Some of our employees need to care for children at home. Are we obliged to make reasonable adjustments to their work?
If employees can still perform their required duties, with their children at home, employers should support the employee and they should continue to receive their normal salary.
If employees aren’t able to perform their regular duties from home because of child care responsibilities, the employer is not obliged to make any adjustments to their work or hours of work. It’s the employee’s responsibility to put appropriate child care arrangements in place.
But employers may choose to reach an agreement with the employee to work fewer hours or work their hours at different times of the day or week. However, any agreement will need to be in accordance with the terms of an applicable Modern Award or enterprise agreement.
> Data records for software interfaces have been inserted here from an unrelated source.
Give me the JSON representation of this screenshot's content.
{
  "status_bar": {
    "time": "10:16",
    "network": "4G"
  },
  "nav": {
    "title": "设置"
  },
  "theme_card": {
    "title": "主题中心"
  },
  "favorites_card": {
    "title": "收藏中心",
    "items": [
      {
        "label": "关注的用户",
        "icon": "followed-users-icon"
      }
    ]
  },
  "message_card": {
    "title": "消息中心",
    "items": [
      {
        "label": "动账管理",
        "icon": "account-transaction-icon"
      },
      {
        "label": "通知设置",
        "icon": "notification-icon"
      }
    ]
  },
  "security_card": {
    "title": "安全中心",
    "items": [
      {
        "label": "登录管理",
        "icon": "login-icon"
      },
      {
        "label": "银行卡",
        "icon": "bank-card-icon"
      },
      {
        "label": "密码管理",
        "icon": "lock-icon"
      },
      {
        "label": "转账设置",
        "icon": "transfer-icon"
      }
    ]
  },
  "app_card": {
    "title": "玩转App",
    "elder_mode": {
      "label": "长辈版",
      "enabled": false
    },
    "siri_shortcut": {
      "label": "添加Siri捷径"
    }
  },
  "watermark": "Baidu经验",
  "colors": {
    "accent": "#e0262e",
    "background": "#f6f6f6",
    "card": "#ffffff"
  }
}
For example, if you allow evening work, you need to make sure this doesn’t result in an underpayment issue (as the employee might be entitled to receive penalty rates for working those hours). A variation to the employment contract may be required to facilitate the change in hours.
However, if the employee has to take on unexpected child care responsibilities, for example, their child’s school or child care centre closes with little or no notice, the employee would likely be able to access paid carer’s leave for a short period on the basis that this amounted to an ‘unexpected emergency’. But, where the employee received at least two weeks’ notice of the pending closure, or where the closure is for a lengthy or indefinite period, it will not be, or continue to be, an ‘unexpected emergency’. After this, it would be at the employer’s discretion whether the employee continues to receive paid carer’s leave.
As childcare facilities and schools re-open, you should review any arrangements that were put in place to support staff’s childcare commitments. If interim arrangements are no longer required or are no longer suitable, they should be revised.
I don't think my employees are actually doing any work from home. How do I deal with performance management in this context?
Performance management is important even when employees are working from home, and you should follow any performance management policies that are already in place.
An employee’s performance when working from home can be managed effectively by setting up clear expectations and lines of communication. This may include daily catch-ups with employees to check in to see if they are actually doing work from home and setting clear priorities and timelines to complete work.
You could also implement a timesheet system – each day employees list the tasks they worked on and how long they spent on each task. However, timesheets may send a message about a lack of trust, so think carefully about using this strategy. If you do start a timesheet system, unless it’s absolutely necessary, don’t only apply it to some employees.
Employers should also be mindful that not all tasks that an employee performed in the office may be easily transferrable to the home. Any modifications to duties should be discussed and clearly communicated – for example: ‘as you can no longer do X, I want you to focus on Y, and here is what that involves’.
Further, a task that might have taken two hours to complete in the workplace might take four hours at home. This should be taken into account in assessing an employee’s performance.
It’s also important to make sure that the employee has the necessary tools to perform their work from home, such as IT capabilities.
It may also be necessary to discuss changing an employee’s hours if they have child-caring obligations during the day which prevent them from working during standard business hours (see above).
Reasons why employees may be reluctant to come into work:
- concerns about getting to work
- concerns about the hygiene and safety of the physical work environment
- childcare responsibilities
- living with a person who is particularly vulnerable to COVID-19
- mental health concerns
- health advice